◆ Excerpts from an interface dataset ◆
--- START ---
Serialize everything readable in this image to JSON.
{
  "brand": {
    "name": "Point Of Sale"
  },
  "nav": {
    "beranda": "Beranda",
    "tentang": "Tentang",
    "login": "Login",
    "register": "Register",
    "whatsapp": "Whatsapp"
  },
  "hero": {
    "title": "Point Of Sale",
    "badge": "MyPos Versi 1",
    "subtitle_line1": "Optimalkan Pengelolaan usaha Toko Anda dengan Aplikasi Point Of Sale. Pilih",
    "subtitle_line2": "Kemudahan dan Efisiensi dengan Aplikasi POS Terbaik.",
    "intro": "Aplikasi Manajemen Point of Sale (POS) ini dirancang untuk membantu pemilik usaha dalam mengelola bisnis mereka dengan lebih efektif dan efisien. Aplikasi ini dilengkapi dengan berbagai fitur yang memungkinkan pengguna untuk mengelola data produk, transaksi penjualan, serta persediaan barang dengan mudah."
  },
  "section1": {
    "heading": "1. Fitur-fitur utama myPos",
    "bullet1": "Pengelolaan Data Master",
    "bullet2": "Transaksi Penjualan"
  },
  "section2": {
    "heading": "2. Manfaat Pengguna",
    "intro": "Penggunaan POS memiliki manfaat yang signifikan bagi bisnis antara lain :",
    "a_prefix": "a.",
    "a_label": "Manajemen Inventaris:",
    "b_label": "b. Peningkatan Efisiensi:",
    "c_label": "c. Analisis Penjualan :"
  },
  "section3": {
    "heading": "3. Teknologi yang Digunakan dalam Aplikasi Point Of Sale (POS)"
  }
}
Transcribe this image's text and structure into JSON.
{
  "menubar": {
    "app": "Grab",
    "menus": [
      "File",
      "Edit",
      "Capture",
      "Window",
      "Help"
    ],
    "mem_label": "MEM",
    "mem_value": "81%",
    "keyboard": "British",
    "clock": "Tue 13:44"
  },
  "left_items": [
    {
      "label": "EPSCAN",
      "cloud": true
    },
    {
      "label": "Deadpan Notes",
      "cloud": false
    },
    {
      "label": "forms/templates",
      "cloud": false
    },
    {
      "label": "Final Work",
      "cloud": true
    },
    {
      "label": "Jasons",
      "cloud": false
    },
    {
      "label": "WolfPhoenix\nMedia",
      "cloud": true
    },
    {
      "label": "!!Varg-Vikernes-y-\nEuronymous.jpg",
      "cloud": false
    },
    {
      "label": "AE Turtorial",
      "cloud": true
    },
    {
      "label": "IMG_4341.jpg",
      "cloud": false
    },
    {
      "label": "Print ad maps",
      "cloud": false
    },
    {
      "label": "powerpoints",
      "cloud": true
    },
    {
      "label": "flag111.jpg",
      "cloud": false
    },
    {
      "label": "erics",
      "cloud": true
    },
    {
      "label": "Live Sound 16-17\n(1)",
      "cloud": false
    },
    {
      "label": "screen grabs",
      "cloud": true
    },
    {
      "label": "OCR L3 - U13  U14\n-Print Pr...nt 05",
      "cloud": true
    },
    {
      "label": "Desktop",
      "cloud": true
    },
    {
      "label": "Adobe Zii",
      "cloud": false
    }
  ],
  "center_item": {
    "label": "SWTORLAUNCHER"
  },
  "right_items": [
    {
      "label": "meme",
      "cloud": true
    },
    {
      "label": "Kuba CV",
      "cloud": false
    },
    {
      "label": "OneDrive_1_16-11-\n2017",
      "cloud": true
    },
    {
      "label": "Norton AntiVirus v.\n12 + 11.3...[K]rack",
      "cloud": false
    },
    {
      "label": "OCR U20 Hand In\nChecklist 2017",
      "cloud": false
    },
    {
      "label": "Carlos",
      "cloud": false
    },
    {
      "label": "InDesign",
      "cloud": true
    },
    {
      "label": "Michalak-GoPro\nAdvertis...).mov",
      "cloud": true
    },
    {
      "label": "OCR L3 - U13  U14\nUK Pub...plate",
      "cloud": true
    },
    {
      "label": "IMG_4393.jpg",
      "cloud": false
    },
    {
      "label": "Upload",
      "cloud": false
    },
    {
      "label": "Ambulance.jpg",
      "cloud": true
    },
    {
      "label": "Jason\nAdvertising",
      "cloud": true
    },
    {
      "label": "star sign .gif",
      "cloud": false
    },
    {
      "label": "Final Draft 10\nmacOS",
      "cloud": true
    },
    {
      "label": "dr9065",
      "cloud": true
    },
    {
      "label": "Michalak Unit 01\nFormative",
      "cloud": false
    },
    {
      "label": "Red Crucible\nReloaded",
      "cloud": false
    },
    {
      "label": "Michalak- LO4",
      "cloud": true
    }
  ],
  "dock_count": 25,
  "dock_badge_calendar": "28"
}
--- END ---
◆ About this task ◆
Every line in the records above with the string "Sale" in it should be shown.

◆ Task response ◆
    "name": "Point Of Sale"
    "title": "Point Of Sale",
    "subtitle_line1": "Optimalkan Pengelolaan usaha Toko Anda dengan Aplikasi Point Of Sale. Pilih",
    "intro": "Aplikasi Manajemen Point of Sale (POS) ini dirancang untuk membantu pemilik usaha dalam mengelola bisnis mereka dengan lebih efektif dan efisien. Aplikasi ini dilengkapi dengan berbagai fitur yang memungkinkan pengguna untuk mengelola data produk, transaksi penjualan, serta persediaan barang dengan mudah."
    "heading": "3. Teknologi yang Digunakan dalam Aplikasi Point Of Sale (POS)"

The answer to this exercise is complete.